Deborah I got that same judgemental feeling from the author. Yes yoga is about not judging yourself against the next person. The rest of us got that. I think the problem is in the authors problem with competitiveness. I used to care what people thought of me too much but taking up yoga was the beginning of changing that for me. I went to classes for years for guidance but do it at home now to save money, time and it works for me. I just feel the author has a bit of a judgemental problem.

Blueberry M.
Blueberry M.4 years ago

I love yoga!

Zee Kallah
.4 years ago

I like Bhakti yoga.

I am a mystic.

My experiences are out of this world...literally!!!

Deborah C.
Deborah C.4 years ago

I am upset with the author's stereotyping and mocking yoga practitioners who carry a mat to class and take classes in a yoga studio with other people? "Yoga bunnies"? really?
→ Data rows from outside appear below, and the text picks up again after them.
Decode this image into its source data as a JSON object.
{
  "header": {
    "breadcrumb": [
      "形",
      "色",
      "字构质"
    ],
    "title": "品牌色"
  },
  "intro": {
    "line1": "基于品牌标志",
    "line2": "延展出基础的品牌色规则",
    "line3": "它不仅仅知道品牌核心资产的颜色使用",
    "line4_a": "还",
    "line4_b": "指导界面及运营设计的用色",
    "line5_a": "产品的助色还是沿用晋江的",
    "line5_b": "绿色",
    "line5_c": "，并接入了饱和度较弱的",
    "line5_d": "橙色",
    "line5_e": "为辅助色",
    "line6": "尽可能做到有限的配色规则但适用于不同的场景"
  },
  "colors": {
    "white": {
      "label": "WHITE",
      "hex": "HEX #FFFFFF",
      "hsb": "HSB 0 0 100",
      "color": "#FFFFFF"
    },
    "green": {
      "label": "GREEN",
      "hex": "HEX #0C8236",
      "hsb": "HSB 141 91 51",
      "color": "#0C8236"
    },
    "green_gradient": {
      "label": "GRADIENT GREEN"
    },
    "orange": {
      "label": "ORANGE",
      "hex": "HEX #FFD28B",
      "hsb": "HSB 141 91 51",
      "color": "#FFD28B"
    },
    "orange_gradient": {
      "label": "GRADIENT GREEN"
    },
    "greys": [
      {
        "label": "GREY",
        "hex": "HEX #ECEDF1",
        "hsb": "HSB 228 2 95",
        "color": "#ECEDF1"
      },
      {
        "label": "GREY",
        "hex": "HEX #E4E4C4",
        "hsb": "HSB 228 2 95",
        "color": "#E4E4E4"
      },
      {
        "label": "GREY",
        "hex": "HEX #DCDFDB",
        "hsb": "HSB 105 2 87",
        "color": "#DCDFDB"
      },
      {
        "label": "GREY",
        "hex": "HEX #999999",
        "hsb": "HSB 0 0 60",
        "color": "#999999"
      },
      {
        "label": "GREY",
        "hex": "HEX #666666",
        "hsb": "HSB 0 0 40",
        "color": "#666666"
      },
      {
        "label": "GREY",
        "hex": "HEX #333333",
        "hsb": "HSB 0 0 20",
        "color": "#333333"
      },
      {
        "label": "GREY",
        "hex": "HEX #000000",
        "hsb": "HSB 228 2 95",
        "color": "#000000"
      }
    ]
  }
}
None of my fellow yogis can afford a private teacher and we are not there competing with each other. It isn't just exercise to us, it is a special time to come together and celebrate our practice and combined energy, chant and meditate and do what we can to try to send out lovingkindness to the world and I agree with a previous poster on what the true meaning of yoga is. If you do not feel that way and use yoga for exercise, (which I think is fine also), then I can more understand your thought that people in a class are there to compete. I happen to be very flexible, some of that is genetic and some is because when I practice, I breathe to allow myself to feel an opening and my muscles do relax and open more over time. It feels great and even exhilarating to me to practice more difficult asanas and to challenge my body as well as my mind. When I need to focus to do strenuous postures and tricky balances, I am clearing my mind of the daily chatter running through it and it teaches me how to do that off my yoga mat as well. I believe that allows me to be able to deal with daily stressors in a positive way and give more to my family and to others. I practice different styles of yoga including Iyengar and Ashtanga. There are different challenges for each style and level of difficulty of yoga.

Francine P.
Francine P.4 years ago

I have been going to a yoga class once a week for a little over a year now. I am 58 now and it feels better than 30 years ago. It is more difficult though now I really appreciate the benefits.
Thank you Yengar yoga, the best yoga there is.